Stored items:
________________________________________

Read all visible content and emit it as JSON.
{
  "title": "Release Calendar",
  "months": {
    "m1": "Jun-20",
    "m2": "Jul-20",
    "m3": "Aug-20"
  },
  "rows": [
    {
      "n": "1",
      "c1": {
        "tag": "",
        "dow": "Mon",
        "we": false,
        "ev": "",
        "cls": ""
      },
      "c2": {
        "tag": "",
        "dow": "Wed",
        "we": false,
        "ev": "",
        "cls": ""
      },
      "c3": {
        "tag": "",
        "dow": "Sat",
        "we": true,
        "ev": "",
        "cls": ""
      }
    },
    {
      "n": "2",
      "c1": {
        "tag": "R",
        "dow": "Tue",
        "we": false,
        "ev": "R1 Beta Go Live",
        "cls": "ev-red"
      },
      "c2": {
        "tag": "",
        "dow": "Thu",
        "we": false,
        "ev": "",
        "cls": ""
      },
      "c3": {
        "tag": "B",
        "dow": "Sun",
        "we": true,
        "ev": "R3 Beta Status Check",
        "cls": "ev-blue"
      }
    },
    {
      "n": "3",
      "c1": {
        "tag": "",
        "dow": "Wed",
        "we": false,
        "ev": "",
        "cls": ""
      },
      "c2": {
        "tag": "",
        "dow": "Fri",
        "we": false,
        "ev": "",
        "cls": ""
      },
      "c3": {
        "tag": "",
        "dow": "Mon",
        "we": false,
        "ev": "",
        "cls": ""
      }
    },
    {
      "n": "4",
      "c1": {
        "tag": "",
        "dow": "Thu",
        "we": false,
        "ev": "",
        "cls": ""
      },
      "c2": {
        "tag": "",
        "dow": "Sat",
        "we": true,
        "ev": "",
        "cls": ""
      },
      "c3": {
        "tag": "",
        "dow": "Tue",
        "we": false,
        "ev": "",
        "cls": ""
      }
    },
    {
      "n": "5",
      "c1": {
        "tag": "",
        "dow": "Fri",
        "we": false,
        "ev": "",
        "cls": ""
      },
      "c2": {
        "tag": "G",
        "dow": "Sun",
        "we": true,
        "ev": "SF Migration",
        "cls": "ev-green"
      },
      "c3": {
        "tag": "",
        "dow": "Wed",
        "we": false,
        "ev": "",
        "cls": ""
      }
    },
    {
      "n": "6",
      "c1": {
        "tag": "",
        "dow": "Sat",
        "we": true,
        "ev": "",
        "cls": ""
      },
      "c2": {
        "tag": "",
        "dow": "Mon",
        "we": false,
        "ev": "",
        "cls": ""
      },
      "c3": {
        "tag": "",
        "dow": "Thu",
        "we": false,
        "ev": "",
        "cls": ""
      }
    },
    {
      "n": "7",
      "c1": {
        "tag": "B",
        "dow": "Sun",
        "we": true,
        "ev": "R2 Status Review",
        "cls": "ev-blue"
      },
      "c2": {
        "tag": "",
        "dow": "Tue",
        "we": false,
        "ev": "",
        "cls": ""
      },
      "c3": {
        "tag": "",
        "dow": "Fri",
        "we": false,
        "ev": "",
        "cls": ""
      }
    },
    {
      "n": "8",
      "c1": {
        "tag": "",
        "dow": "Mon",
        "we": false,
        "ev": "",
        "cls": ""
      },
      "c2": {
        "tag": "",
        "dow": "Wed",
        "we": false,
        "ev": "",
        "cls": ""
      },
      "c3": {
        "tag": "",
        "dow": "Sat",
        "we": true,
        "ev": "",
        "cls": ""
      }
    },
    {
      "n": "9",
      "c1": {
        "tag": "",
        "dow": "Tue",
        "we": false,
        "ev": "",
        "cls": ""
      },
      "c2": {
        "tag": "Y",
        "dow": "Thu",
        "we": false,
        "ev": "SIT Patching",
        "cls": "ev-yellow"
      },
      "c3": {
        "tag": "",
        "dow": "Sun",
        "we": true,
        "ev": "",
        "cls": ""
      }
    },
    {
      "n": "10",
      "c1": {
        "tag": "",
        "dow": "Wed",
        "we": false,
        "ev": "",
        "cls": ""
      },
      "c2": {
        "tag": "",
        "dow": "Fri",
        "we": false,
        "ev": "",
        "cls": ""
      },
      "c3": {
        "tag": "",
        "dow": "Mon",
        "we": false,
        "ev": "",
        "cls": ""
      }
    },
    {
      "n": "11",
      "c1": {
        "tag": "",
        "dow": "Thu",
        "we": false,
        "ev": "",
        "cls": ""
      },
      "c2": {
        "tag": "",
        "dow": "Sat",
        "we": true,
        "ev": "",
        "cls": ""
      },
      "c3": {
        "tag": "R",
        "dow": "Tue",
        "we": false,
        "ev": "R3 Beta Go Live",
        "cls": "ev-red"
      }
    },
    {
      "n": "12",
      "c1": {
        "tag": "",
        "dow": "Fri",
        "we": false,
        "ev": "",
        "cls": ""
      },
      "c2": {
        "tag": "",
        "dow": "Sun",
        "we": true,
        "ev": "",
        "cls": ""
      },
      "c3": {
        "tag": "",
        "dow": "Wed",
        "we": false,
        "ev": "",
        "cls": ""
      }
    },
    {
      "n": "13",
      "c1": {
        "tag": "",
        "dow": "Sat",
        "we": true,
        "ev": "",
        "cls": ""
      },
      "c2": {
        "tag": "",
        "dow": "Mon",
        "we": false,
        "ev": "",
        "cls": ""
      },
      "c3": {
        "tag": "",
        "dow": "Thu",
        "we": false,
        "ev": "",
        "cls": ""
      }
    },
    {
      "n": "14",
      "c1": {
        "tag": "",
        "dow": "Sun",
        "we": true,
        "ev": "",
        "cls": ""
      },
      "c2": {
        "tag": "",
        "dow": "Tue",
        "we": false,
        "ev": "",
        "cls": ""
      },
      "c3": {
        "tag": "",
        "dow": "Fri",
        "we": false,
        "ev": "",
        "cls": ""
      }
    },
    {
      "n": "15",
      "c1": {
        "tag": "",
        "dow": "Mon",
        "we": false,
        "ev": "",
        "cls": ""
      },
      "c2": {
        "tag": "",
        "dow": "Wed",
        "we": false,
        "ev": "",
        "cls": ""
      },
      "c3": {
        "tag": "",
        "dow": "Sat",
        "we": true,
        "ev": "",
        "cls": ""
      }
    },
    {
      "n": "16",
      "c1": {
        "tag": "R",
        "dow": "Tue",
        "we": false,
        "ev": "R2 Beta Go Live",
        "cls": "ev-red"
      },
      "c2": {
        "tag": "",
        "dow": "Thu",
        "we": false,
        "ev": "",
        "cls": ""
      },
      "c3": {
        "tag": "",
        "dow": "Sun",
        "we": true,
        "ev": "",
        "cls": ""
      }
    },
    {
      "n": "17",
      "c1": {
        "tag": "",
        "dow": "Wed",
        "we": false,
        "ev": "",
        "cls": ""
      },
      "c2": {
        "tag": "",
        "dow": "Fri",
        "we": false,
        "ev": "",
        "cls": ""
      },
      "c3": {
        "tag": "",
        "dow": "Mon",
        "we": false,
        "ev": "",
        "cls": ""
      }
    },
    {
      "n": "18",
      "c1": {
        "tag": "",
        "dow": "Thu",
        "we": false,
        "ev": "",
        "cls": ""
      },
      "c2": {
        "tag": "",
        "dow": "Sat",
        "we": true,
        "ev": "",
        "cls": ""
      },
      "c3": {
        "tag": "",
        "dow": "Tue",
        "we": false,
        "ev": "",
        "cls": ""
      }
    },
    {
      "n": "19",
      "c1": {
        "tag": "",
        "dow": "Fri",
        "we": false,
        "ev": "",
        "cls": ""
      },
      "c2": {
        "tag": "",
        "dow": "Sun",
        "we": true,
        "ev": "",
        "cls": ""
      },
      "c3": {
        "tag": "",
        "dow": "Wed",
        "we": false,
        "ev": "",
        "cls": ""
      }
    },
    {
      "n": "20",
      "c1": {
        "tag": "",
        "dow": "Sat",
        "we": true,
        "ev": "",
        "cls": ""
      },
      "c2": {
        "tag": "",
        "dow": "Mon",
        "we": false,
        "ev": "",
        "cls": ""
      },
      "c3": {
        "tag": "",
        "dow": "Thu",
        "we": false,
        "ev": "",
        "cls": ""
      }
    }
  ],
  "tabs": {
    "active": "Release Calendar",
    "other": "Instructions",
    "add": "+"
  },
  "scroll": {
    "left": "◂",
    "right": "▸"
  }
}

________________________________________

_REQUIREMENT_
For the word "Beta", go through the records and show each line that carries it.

_ANSWER AREA_
        "ev": "R1 Beta Go Live",
        "ev": "R3 Beta Status Check",
        "ev": "R3 Beta Go Live",
        "ev": "R2 Beta Go Live",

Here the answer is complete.